*** PROVIDED RECORDS ***

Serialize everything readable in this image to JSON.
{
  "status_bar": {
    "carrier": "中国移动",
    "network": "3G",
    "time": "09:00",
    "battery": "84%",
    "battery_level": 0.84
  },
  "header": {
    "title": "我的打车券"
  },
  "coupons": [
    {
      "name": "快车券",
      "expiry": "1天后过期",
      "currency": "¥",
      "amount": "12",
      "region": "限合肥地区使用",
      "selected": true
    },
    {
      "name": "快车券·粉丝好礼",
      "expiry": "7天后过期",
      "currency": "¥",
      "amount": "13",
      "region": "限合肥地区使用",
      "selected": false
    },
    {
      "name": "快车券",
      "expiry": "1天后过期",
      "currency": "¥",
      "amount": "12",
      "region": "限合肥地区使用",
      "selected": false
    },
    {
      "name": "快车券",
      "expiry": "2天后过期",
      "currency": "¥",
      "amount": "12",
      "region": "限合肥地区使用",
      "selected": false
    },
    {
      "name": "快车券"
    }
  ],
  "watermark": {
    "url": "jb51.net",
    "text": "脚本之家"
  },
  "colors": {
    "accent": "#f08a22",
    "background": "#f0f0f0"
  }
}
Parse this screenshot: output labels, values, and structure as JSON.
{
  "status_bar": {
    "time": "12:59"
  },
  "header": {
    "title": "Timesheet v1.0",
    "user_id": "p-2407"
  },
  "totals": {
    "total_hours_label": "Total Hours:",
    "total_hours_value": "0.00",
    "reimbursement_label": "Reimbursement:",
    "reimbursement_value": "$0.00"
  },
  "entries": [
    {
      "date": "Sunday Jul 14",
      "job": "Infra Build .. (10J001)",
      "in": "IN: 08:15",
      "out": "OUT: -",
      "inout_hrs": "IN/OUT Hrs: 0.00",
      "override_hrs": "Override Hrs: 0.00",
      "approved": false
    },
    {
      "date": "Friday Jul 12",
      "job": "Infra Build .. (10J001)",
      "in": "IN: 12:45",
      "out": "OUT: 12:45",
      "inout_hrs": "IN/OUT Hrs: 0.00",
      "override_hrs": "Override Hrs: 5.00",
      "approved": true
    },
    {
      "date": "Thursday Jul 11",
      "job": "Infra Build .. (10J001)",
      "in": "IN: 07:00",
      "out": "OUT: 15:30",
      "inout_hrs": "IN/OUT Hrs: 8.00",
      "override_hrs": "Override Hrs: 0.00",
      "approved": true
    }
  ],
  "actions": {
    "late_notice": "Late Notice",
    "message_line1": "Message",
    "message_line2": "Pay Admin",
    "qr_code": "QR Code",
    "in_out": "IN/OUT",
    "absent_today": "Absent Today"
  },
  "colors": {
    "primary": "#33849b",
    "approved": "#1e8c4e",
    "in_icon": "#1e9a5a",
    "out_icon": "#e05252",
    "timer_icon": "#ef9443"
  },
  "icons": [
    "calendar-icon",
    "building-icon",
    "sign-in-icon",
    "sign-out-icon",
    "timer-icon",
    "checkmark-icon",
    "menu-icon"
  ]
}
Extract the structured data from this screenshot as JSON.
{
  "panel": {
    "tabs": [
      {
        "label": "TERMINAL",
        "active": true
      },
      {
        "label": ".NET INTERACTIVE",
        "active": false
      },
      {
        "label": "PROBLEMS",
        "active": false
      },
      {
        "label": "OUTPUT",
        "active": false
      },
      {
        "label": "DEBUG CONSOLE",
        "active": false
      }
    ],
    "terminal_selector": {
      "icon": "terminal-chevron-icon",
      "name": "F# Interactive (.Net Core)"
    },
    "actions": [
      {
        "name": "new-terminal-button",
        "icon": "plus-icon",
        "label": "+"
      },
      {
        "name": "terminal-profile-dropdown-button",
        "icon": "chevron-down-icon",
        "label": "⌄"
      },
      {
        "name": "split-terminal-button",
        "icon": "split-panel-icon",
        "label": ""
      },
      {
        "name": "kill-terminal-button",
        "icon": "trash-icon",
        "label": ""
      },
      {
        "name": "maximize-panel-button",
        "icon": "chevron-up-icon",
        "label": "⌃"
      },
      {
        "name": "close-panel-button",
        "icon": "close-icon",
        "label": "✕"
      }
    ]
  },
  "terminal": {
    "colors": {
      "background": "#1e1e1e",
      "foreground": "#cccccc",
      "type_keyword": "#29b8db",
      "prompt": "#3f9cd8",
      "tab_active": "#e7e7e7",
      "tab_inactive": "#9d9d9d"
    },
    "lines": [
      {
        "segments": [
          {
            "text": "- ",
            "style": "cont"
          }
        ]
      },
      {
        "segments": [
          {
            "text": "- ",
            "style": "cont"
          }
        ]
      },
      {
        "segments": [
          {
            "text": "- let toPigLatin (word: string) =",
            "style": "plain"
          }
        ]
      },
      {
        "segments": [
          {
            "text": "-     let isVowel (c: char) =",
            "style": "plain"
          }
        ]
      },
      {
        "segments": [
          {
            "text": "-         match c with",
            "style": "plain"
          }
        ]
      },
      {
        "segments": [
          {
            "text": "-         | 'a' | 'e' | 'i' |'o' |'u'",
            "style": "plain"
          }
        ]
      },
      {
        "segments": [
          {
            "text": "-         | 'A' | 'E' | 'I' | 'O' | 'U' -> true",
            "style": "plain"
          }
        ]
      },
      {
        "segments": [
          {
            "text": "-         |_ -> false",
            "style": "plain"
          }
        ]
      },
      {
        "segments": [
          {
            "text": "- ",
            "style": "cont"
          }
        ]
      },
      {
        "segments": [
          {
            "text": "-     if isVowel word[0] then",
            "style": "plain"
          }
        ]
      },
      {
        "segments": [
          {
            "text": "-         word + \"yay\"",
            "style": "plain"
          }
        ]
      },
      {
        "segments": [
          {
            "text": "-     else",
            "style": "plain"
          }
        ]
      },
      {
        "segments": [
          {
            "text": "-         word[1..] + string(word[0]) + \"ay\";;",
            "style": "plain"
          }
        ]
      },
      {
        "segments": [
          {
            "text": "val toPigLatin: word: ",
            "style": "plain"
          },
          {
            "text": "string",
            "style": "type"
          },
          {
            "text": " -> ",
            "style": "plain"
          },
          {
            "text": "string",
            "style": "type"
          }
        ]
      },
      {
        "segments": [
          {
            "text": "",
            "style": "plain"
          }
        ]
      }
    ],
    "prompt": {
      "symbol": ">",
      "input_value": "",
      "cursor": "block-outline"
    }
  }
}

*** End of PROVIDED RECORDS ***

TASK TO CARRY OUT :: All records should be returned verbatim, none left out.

TASK RESULT ::
Serialize everything readable in this image to JSON.
{
  "status_bar": {
    "carrier": "中国移动",
    "network": "3G",
    "time": "09:00",
    "battery": "84%",
    "battery_level": 0.84
  },
  "header": {
    "title": "我的打车券"
  },
  "coupons": [
    {
      "name": "快车券",
      "expiry": "1天后过期",
      "currency": "¥",
      "amount": "12",
      "region": "限合肥地区使用",
      "selected": true
    },
    {
      "name": "快车券·粉丝好礼",
      "expiry": "7天后过期",
      "currency": "¥",
      "amount": "13",
      "region": "限合肥地区使用",
      "selected": false
    },
    {
      "name": "快车券",
      "expiry": "1天后过期",
      "currency": "¥",
      "amount": "12",
      "region": "限合肥地区使用",
      "selected": false
    },
    {
      "name": "快车券",
      "expiry": "2天后过期",
      "currency": "¥",
      "amount": "12",
      "region": "限合肥地区使用",
      "selected": false
    },
    {
      "name": "快车券"
    }
  ],
  "watermark": {
    "url": "jb51.net",
    "text": "脚本之家"
  },
  "colors": {
    "accent": "#f08a22",
    "background": "#f0f0f0"
  }
}
Parse this screenshot: output labels, values, and structure as JSON.
{
  "status_bar": {
    "time": "12:59"
  },
  "header": {
    "title": "Timesheet v1.0",
    "user_id": "p-2407"
  },
  "totals": {
    "total_hours_label": "Total Hours:",
    "total_hours_value": "0.00",
    "reimbursement_label": "Reimbursement:",
    "reimbursement_value": "$0.00"
  },
  "entries": [
    {
      "date": "Sunday Jul 14",
      "job": "Infra Build .. (10J001)",
      "in": "IN: 08:15",
      "out": "OUT: -",
      "inout_hrs": "IN/OUT Hrs: 0.00",
      "override_hrs": "Override Hrs: 0.00",
      "approved": false
    },
    {
      "date": "Friday Jul 12",
      "job": "Infra Build .. (10J001)",
      "in": "IN: 12:45",
      "out": "OUT: 12:45",
      "inout_hrs": "IN/OUT Hrs: 0.00",
      "override_hrs": "Override Hrs: 5.00",
      "approved": true
    },
    {
      "date": "Thursday Jul 11",
      "job": "Infra Build .. (10J001)",
      "in": "IN: 07:00",
      "out": "OUT: 15:30",
      "inout_hrs": "IN/OUT Hrs: 8.00",
      "override_hrs": "Override Hrs: 0.00",
      "approved": true
    }
  ],
  "actions": {
    "late_notice": "Late Notice",
    "message_line1": "Message",
    "message_line2": "Pay Admin",
    "qr_code": "QR Code",
    "in_out": "IN/OUT",
    "absent_today": "Absent Today"
  },
  "colors": {
    "primary": "#33849b",
    "approved": "#1e8c4e",
    "in_icon": "#1e9a5a",
    "out_icon": "#e05252",
    "timer_icon": "#ef9443"
  },
  "icons": [
    "calendar-icon",
    "building-icon",
    "sign-in-icon",
    "sign-out-icon",
    "timer-icon",
    "checkmark-icon",
    "menu-icon"
  ]
}
Extract the structured data from this screenshot as JSON.
{
  "panel": {
    "tabs": [
      {
        "label": "TERMINAL",
        "active": true
      },
      {
        "label": ".NET INTERACTIVE",
        "active": false
      },
      {
        "label": "PROBLEMS",
        "active": false
      },
      {
        "label": "OUTPUT",
        "active": false
      },
      {
        "label": "DEBUG CONSOLE",
        "active": false
      }
    ],
    "terminal_selector": {
      "icon": "terminal-chevron-icon",
      "name": "F# Interactive (.Net Core)"
    },
    "actions": [
      {
        "name": "new-terminal-button",
        "icon": "plus-icon",
        "label": "+"
      },
      {
        "name": "terminal-profile-dropdown-button",
        "icon": "chevron-down-icon",
        "label": "⌄"
      },
      {
        "name": "split-terminal-button",
        "icon": "split-panel-icon",
        "label": ""
      },
      {
        "name": "kill-terminal-button",
        "icon": "trash-icon",
        "label": ""
      },
      {
        "name": "maximize-panel-button",
        "icon": "chevron-up-icon",
        "label": "⌃"
      },
      {
        "name": "close-panel-button",
        "icon": "close-icon",
        "label": "✕"
      }
    ]
  },
  "terminal": {
    "colors": {
      "background": "#1e1e1e",
      "foreground": "#cccccc",
      "type_keyword": "#29b8db",
      "prompt": "#3f9cd8",
      "tab_active": "#e7e7e7",
      "tab_inactive": "#9d9d9d"
    },
    "lines": [
      {
        "segments": [
          {
            "text": "- ",
            "style": "cont"
          }
        ]
      },
      {
        "segments": [
          {
            "text": "- ",
            "style": "cont"
          }
        ]
      },
      {
        "segments": [
          {
            "text": "- let toPigLatin (word: string) =",
            "style": "plain"
          }
        ]
      },
      {
        "segments": [
          {
            "text": "-     let isVowel (c: char) =",
            "style": "plain"
          }
        ]
      },
      {
        "segments": [
          {
            "text": "-         match c with",
            "style": "plain"
          }
        ]
      },
      {
        "segments": [
          {
            "text": "-         | 'a' | 'e' | 'i' |'o' |'u'",
            "style": "plain"
          }
        ]
      },
      {
        "segments": [
          {
            "text": "-         | 'A' | 'E' | 'I' | 'O' | 'U' -> true",
            "style": "plain"
          }
        ]
      },
      {
        "segments": [
          {
            "text": "-         |_ -> false",
            "style": "plain"
          }
        ]
      },
      {
        "segments": [
          {
            "text": "- ",
            "style": "cont"
          }
        ]
      },
      {
        "segments": [
          {
            "text": "-     if isVowel word[0] then",
            "style": "plain"
          }
        ]
      },
      {
        "segments": [
          {
            "text": "-         word + \"yay\"",
            "style": "plain"
          }
        ]
      },
      {
        "segments": [
          {
            "text": "-     else",
            "style": "plain"
          }
        ]
      },
      {
        "segments": [
          {
            "text": "-         word[1..] + string(word[0]) + \"ay\";;",
            "style": "plain"
          }
        ]
      },
      {
        "segments": [
          {
            "text": "val toPigLatin: word: ",
            "style": "plain"
          },
          {
            "text": "string",
            "style": "type"
          },
          {
            "text": " -> ",
            "style": "plain"
          },
          {
            "text": "string",
            "style": "type"
          }
        ]
      },
      {
        "segments": [
          {
            "text": "",
            "style": "plain"
          }
        ]
      }
    ],
    "prompt": {
      "symbol": ">",
      "input_value": "",
      "cursor": "block-outline"
    }
  }
}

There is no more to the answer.